- Vented over unvented
- Current, sealed combustion model
- Properly installed
- Annually tested
Vented vs. Unvented
Other combustible fuels, such as kerosene, have been banned by most states for indoor, unvented use. The same is true for unvented natural gas heaters, but in far fewer locations. Basically, vented natural gas wall heaters have an attached duct that connects to the exhaust valve of the heater and empties outside. Unvented heaters do not have this feature. However, unvented natural gas heaters include an oxygen depletion sensor which will shut the unit off when too little oxygen is detected in the room. Unvented heaters, if allowed in a particular state, should only ever be used in spaces such as a garage or workshop where a door is always open. This is an important safety measure, but it also tends to make unvented models much less efficient. For that reason, vented natural gas wall heaters are always preferable.
Finding the Right Model
Once deciding that a vented natural gas wall heater is the right choice, finding the right model is the next task. Most importantly, don't skimp and save when shopping. Choose a model from the most current selection, one that possess all standard safety features, quality components and features the U.L. listing prominently. This indicates that the unit has been thoroughly tested and approved by an agency that creates standards in the industry. Look for vented models that feature fully-sealed combustion or that indicate "100 percent outdoor air".
Because the installation involves connecting a home or structure's natural gas line to the heater, installation should be done by a professional. Unless one has specific experience working with a gas line, it is not advisable to "wing it". A faulty connection, improper seal or vent can result in hazardous carbon monoxide leaking into a space. Ultimately, this can be fatal if left unchecked. While it will cost some money, hiring a gas company technician or private contractor to install a natural gas wall heater ensures the job will be done properly.

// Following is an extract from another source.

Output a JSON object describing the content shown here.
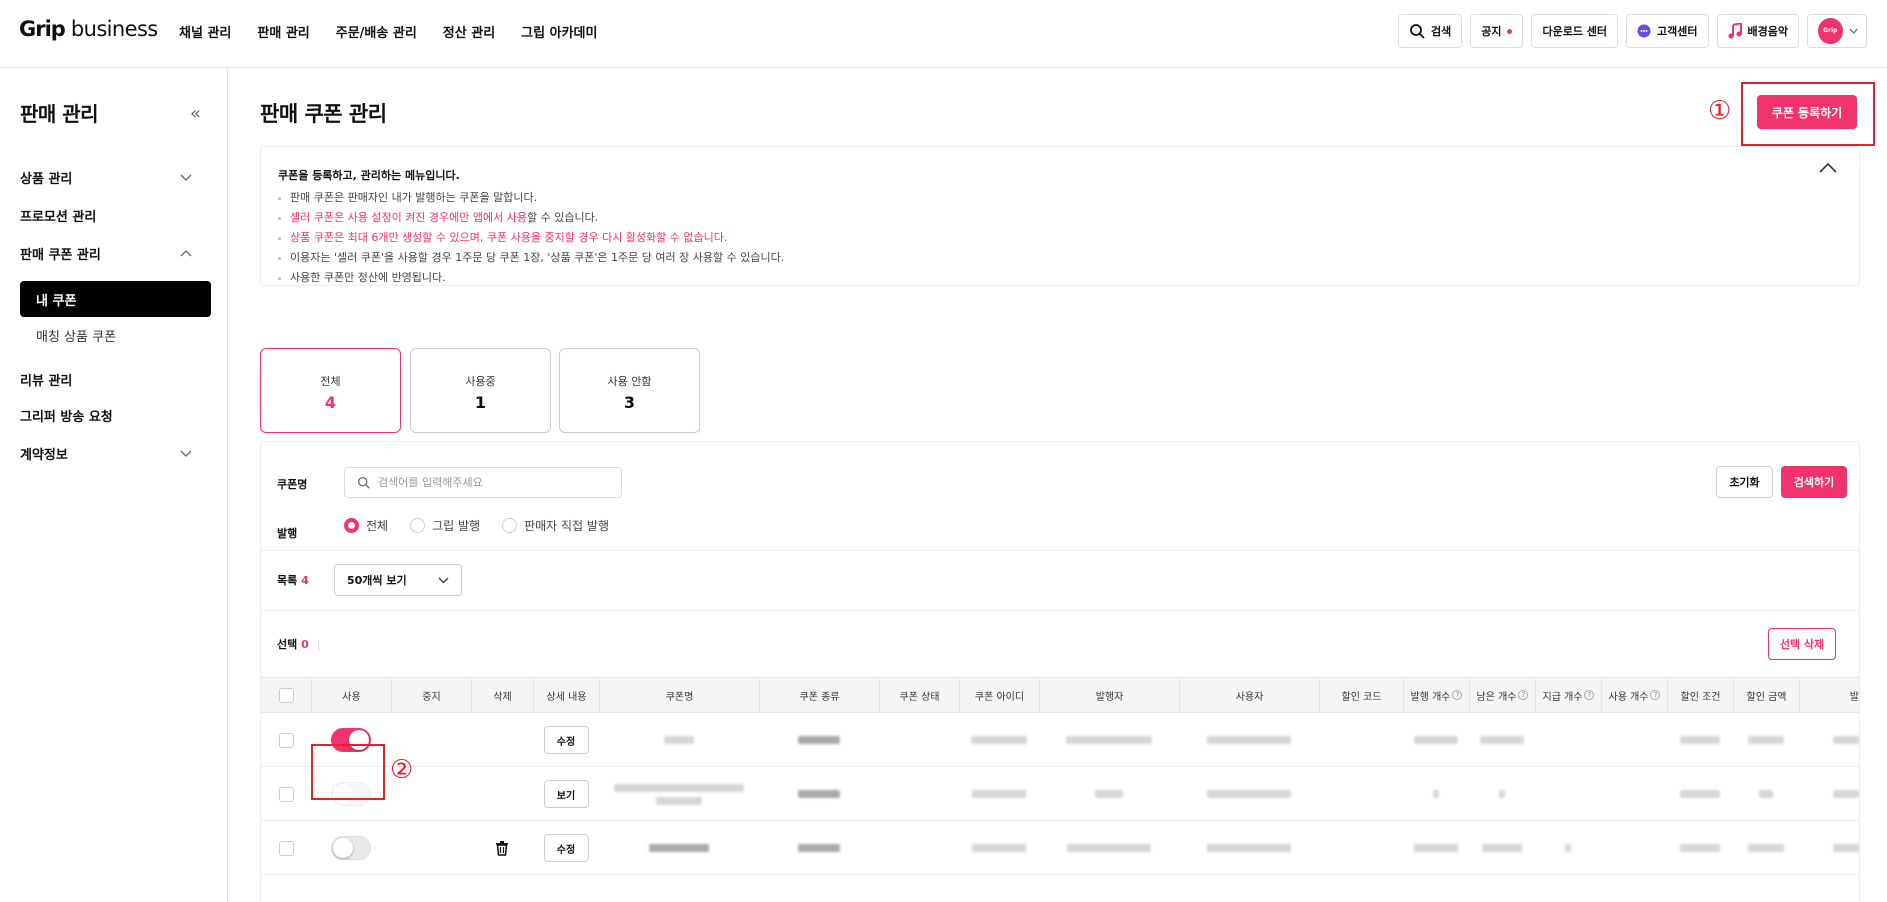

Make a point of hiring a professional technician to annually inspect a natural gas wall heater. Checking for leaks, proper seals and venting and overall functionality of the device will not only help to keep the heater in good working order, but it will also keep you from experiencing any ill effects of a CO leak. For homes with a central natural gas furnace, an inspection should be routine. It won't be much more trouble or expense to have a technician check each natural gas wall heater as well.